Change Analysis Across Version Histories of Systems Models

Thumbnail Image
Journal Title
Journal ISSN
Volume Title
University of Alabama Libraries

Model-Based Systems Engineering (MBSE) elevates models as first-class artifacts throughout the development process of a system’s lifecycle. This makes it easier to develop standard tools for automated analysis and overall management of a system process; thereby, saving cost and minimizing errors. Like all systems artifacts, models are subject to continuous change and the execution of changes may significantly affect model maintenance. Existing work has already investigated processes and techniques to support, analyze and mitigate the impact of changes to models. However, most of these works often focus on the analysis of changes between two sets of models and do not take a holistic approach to the entire version history of models. To support change analysis across the entire version history, we developed a Change Analyzer that can be used to query and extract change information across successive versions of a model. We then used the Change Analyzer to mine several versions of Simulink models, computed the differences across the versions, and classified the computed differences into appropriate maintenance categories in order to generate information related to understanding the rationale of the design decisions that necessitated the observed changes. To study the impact of changes on the models, we used the Change Analyzer to analyze the evolution of seven bad smells in 81 LabVIEW models across 10 open-source repositories, and four bad smells in 575 Simulink models across 31 open-source repositories. The evaluation of the Change Analyzer indicates that it can be used to construct concise queries that execute faster than a generic model-based query engine.

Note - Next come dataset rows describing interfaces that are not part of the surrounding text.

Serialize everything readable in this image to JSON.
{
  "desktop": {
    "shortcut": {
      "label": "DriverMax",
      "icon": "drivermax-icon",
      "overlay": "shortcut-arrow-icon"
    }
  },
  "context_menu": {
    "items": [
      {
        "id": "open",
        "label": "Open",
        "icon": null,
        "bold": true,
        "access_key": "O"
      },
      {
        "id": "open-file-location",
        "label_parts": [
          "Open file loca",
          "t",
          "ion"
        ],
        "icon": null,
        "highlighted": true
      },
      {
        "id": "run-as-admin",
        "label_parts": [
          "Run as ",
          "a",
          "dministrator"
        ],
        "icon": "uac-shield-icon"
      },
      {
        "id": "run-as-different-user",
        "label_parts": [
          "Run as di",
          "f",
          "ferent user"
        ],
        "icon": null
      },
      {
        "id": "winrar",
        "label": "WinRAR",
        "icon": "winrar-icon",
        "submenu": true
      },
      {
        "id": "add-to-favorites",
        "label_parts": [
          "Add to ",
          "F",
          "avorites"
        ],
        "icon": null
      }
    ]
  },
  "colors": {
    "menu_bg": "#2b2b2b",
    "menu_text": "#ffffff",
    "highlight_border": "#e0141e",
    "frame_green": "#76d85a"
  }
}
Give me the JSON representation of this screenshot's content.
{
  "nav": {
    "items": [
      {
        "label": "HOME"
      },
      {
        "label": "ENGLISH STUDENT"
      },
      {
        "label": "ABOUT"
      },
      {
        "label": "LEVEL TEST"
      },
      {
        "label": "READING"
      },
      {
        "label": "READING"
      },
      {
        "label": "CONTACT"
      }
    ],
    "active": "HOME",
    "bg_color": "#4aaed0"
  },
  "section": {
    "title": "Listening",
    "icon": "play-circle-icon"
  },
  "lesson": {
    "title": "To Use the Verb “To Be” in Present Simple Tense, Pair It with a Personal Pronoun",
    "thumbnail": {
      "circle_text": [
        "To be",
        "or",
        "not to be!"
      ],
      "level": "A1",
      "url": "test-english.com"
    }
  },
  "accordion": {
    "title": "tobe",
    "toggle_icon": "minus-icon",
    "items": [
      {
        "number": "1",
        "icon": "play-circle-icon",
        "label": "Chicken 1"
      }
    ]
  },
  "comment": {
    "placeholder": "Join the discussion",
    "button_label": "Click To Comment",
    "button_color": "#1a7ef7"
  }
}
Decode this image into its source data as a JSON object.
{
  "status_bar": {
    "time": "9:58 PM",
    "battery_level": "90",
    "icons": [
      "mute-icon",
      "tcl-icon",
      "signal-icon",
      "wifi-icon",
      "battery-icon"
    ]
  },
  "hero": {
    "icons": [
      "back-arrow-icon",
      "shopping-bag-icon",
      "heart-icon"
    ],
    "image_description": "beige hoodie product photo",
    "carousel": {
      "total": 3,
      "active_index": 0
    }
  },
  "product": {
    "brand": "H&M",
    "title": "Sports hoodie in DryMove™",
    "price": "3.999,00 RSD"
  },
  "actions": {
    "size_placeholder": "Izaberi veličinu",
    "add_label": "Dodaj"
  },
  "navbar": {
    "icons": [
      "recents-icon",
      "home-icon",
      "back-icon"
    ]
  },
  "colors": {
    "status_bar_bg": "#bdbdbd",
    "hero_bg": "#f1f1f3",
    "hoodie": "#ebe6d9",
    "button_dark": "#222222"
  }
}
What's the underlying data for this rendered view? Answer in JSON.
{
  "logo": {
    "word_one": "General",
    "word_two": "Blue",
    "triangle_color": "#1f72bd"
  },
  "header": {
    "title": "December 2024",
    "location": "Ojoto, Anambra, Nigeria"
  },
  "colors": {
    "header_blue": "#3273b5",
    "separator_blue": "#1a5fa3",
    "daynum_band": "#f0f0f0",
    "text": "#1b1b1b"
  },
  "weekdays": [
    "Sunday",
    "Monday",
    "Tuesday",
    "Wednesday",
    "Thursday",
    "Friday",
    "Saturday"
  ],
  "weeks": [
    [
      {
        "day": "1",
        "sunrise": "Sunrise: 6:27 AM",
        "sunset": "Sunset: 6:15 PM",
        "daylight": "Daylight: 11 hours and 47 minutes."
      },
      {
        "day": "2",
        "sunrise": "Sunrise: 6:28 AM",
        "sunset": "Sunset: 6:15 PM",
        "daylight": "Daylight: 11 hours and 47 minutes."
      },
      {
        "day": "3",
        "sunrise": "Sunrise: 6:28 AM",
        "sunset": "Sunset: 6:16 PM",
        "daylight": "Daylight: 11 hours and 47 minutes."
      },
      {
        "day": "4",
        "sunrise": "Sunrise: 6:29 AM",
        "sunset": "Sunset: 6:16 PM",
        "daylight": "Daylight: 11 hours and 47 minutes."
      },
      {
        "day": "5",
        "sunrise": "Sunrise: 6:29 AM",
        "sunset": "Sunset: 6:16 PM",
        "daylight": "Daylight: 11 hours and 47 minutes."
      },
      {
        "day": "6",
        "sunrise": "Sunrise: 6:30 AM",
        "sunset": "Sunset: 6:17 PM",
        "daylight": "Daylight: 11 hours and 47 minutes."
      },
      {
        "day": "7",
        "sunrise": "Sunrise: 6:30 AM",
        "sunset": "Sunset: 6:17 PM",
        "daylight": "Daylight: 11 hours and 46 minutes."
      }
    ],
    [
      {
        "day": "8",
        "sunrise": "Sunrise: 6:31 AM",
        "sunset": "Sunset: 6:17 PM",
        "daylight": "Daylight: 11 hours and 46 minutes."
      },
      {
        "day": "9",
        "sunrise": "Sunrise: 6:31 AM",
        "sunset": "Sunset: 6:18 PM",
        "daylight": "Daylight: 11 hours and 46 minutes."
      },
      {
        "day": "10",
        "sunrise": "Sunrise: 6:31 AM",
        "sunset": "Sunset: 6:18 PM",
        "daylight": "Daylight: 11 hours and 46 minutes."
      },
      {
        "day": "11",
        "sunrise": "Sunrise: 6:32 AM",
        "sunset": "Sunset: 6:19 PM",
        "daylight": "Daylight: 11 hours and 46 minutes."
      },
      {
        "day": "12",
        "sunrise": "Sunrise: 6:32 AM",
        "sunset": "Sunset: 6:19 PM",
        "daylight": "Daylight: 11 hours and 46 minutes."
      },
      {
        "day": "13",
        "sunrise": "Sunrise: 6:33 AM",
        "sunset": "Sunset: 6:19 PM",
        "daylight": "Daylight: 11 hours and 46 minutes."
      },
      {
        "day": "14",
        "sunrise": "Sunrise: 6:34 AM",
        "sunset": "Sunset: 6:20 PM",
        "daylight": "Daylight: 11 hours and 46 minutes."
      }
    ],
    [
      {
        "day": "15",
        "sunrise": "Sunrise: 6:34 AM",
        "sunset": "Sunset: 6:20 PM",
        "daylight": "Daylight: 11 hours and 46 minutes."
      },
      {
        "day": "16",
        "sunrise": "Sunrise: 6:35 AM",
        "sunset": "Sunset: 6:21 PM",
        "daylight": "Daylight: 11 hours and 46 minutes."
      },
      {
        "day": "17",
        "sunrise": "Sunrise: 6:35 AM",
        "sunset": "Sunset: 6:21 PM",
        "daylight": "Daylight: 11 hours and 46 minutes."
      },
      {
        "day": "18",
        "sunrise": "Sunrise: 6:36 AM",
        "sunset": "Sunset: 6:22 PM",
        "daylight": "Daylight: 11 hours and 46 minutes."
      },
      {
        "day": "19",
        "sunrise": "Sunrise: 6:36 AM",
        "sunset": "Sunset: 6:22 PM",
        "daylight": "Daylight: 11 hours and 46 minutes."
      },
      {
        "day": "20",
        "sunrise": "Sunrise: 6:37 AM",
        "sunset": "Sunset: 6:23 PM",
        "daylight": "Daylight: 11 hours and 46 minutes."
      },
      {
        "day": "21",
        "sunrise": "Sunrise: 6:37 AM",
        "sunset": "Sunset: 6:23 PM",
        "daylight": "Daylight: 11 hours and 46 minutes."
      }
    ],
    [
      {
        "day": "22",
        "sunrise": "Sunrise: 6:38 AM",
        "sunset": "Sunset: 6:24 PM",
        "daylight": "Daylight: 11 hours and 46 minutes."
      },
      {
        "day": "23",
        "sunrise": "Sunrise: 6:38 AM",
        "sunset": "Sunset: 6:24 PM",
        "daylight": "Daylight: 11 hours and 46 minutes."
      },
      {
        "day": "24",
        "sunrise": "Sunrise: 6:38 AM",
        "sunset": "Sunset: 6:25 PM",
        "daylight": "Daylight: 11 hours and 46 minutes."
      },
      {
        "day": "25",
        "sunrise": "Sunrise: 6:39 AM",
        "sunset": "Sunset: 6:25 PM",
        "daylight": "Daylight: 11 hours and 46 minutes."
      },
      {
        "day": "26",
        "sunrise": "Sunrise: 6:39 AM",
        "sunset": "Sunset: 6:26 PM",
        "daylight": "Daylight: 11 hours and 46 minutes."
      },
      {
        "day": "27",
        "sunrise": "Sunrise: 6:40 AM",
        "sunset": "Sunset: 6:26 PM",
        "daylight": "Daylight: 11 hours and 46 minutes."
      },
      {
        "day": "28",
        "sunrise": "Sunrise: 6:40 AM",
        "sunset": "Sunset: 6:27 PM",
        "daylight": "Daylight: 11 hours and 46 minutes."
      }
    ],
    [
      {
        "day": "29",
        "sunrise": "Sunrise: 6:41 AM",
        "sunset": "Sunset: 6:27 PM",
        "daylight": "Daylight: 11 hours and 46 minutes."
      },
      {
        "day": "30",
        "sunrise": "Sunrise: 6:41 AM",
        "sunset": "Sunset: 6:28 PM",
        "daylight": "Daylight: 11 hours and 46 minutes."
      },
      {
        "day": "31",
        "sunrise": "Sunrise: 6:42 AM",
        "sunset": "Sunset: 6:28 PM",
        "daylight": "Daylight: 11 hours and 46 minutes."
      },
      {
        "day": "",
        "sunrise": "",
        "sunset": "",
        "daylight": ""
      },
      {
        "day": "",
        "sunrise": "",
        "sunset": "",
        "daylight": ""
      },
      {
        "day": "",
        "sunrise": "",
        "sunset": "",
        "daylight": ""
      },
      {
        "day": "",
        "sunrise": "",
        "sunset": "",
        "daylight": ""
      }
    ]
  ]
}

The results of the change analysis process also show a high similarity of the recovered design decisions with the manually identified decisions, even though the manual identification process takes much more time and often does not provide additional information about the changes executed to implement the design decisions. Furthermore, we discovered that adaptive maintenance tasks often lead to an increase in the number of smells in systems models, but corrective maintenance tasks often correlate with a decrease in the number of smells.

Electronic Thesis or Dissertation
Bad Smells, Change Analysis, Design Decisions, Model-Based Systems Engineering, Model-Driven Engineering, Software Engineering